My classroom has two windows – one facing the sidewalk and the other facing the outdoor classroom and the entrance onto the parking lot from the street. Occasionally, there is a class in the outdoor classroom and the students are more interested in what is happening outside. Mostly, the views are uninspiring, but my students do peer out and get lost in the outside world, oblivious to the learning within the four walls. I understand. There are days when I feel constrained, too.
I was reading a blog post by Margaret, From Pyrenees to Pennines, this morning and I was inspired. Thank you, Margaret. It is during the summer, or a long weekend trip, when I can gaze through the windows at the lake. I can get lost, like my students, looking out at the lake.
This past summer I took a trip to Raleigh, North Carolina. It was a business trip, of sorts. I had a great time and I learned some new ways to design social studies curriculum. I was indoors during the days – all three days, but in the evening, I was able to explore. Continue reading don’t forget kindness→
This morning when I opened the Five Minute Journal, I was met with the week’s weekly challenge.
this week’s challenge…
September 2017 – at school – and I am smiling, it’s in the eyes
July 2017 – outside the North Carolina Museum of History – we’re both smiling….
July 2017 – outside the North Carolina Museum of History – yes, that’s a smile….
Yes, I am challenged to smile at myself in the mirror for ten seconds. I smiled when I read the challenge and took a screen shot. Not a difficult challenge at all, nothing like the weekly challenge from a few week’s back when the Five Minute Journal challenged me to start a conversation with a stranger.
It made me think of a time when I did have to smile in the mirror.
It also made me think of this week’s photo challenge – layers. It made me think of the following conversation from the movie Shrek.
Shrek: For your information, there’s a lot more to ogres than people think. Donkey: Example? Shrek: Example… uh… ogres are like onions!
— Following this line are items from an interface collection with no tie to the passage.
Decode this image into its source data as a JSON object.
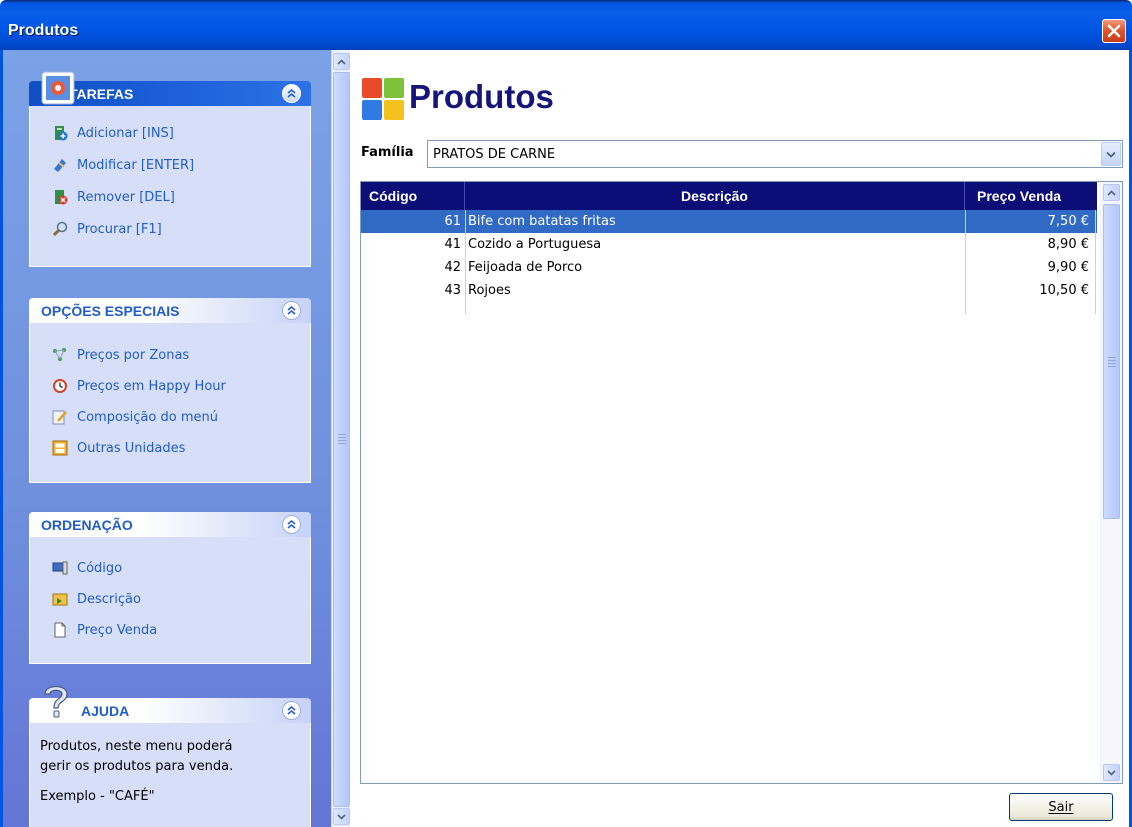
{
  "window": {
    "title": "Produtos"
  },
  "taskpane": {
    "tarefas": {
      "title": "TAREFAS",
      "items": [
        {
          "label": "Adicionar [INS]",
          "icon": "add-icon"
        },
        {
          "label": "Modificar [ENTER]",
          "icon": "edit-icon"
        },
        {
          "label": "Remover [DEL]",
          "icon": "remove-icon"
        },
        {
          "label": "Procurar [F1]",
          "icon": "search-icon"
        }
      ]
    },
    "opcoes": {
      "title": "OPÇÕES ESPECIAIS",
      "items": [
        {
          "label": "Preços por Zonas",
          "icon": "zones-icon"
        },
        {
          "label": "Preços em Happy Hour",
          "icon": "clock-icon"
        },
        {
          "label": "Composição do menú",
          "icon": "menu-composition-icon"
        },
        {
          "label": "Outras Unidades",
          "icon": "units-icon"
        }
      ]
    },
    "ordenacao": {
      "title": "ORDENAÇÃO",
      "items": [
        {
          "label": "Código",
          "icon": "code-sort-icon"
        },
        {
          "label": "Descrição",
          "icon": "description-sort-icon"
        },
        {
          "label": "Preço Venda",
          "icon": "price-sort-icon"
        }
      ]
    },
    "ajuda": {
      "title": "AJUDA",
      "line1": "Produtos, neste menu poderá",
      "line2": "gerir os produtos para venda.",
      "example": "Exemplo - \"CAFÉ\""
    }
  },
  "main": {
    "page_title": "Produtos",
    "familia_label": "Família",
    "familia_value": "PRATOS DE CARNE",
    "columns": [
      "Código",
      "Descrição",
      "Preço Venda"
    ],
    "rows": [
      {
        "codigo": "61",
        "descricao": "Bife com batatas fritas",
        "preco": "7,50 €",
        "selected": true
      },
      {
        "codigo": "41",
        "descricao": "Cozido a Portuguesa",
        "preco": "8,90 €",
        "selected": false
      },
      {
        "codigo": "42",
        "descricao": "Feijoada de Porco",
        "preco": "9,90 €",
        "selected": false
      },
      {
        "codigo": "43",
        "descricao": "Rojoes",
        "preco": "10,50 €",
        "selected": false
      }
    ],
    "exit_label": "Sair"
  },
  "colors": {
    "title_blue": "#0054e3",
    "task_link": "#215dc6",
    "grid_header": "#0d0d78",
    "selection": "#316ac5",
    "page_title": "#15157a"
  }
}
[holds up an onion, which Donkey sniffs] Donkey: They stink? Shrek: Yes… No! Donkey: Oh, they make you cry? Shrek: No! Donkey: Oh, you leave ’em out in the sun, they get all brown, start sproutin’ little white hairs… Shrek: [peels an onion] NO! Layers. Onions have layers. Ogres have layers… You get it? We both have layers.
[Shrek walks off] Donkey: Oh, you both have LAYERS. Oh. You know, not everybody like onions.